● Exercise: Give only the number of lines in these records that include "Checking".

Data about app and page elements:
——————

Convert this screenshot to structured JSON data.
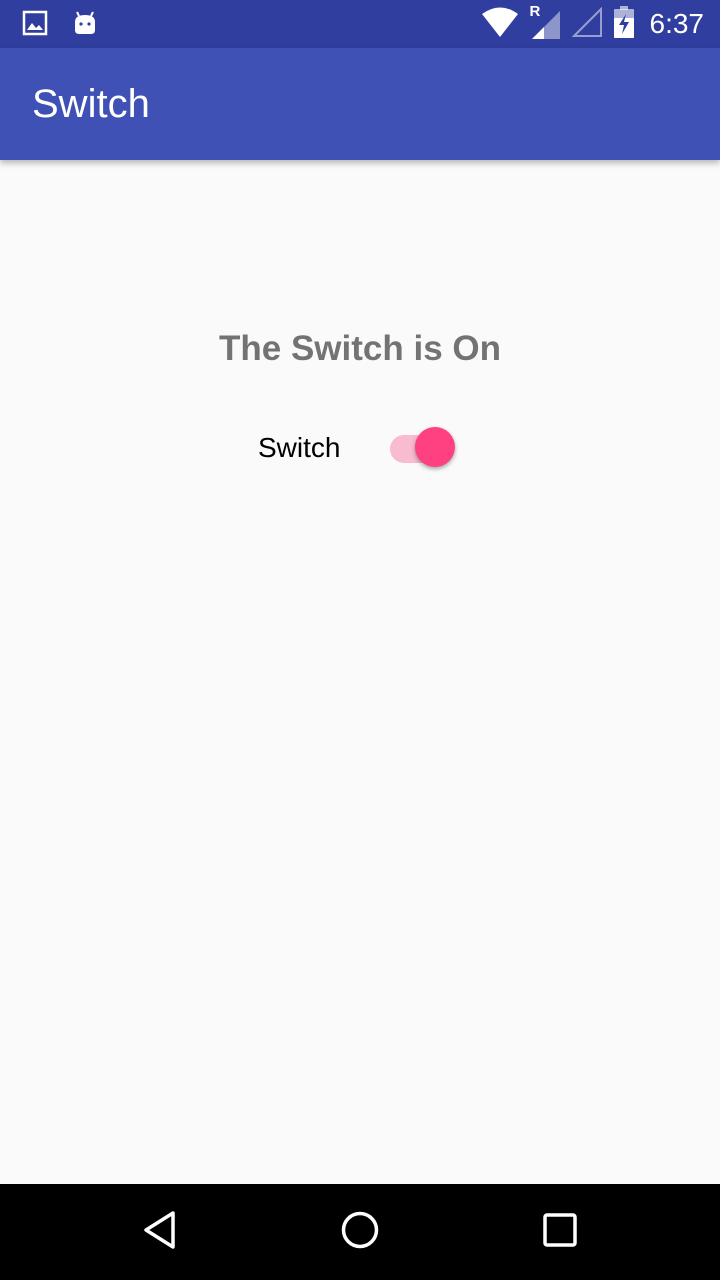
{
  "status_bar": {
    "time": "6:37",
    "network_label": "R",
    "icons": [
      "image-notification-icon",
      "android-notification-icon",
      "wifi-icon",
      "cell-signal-roaming-icon",
      "cell-signal-empty-icon",
      "battery-charging-icon"
    ],
    "background": "#303F9F"
  },
  "app_bar": {
    "title": "Switch",
    "background": "#3F51B5"
  },
  "main": {
    "status_message": "The Switch is On",
    "switch": {
      "label": "Switch",
      "checked": true,
      "accent_color": "#FF4081"
    }
  },
  "nav_bar": {
    "buttons": [
      "back-icon",
      "home-icon",
      "recents-icon"
    ]
  }
}
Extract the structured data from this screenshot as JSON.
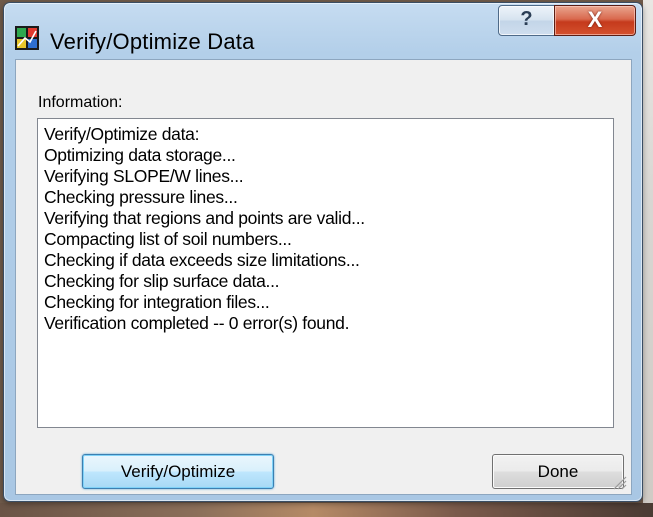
{
  "window": {
    "title": "Verify/Optimize Data",
    "help_label": "?",
    "close_label": "X"
  },
  "content": {
    "info_label": "Information:",
    "log_lines": [
      "Verify/Optimize data:",
      "Optimizing data storage...",
      "Verifying SLOPE/W lines...",
      "Checking pressure lines...",
      "Verifying that regions and points are valid...",
      "Compacting list of soil numbers...",
      "Checking if data exceeds size limitations...",
      "Checking for slip surface data...",
      "Checking for integration files...",
      "Verification completed -- 0 error(s) found."
    ]
  },
  "buttons": {
    "verify_label": "Verify/Optimize",
    "done_label": "Done"
  },
  "icons": {
    "app": "app-icon",
    "resize": "resize-grip-icon"
  },
  "colors": {
    "title_bar": "#b3cfe9",
    "close_button": "#c53a1c",
    "primary_button_border": "#3c7fb1"
  }
}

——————

● Result: 4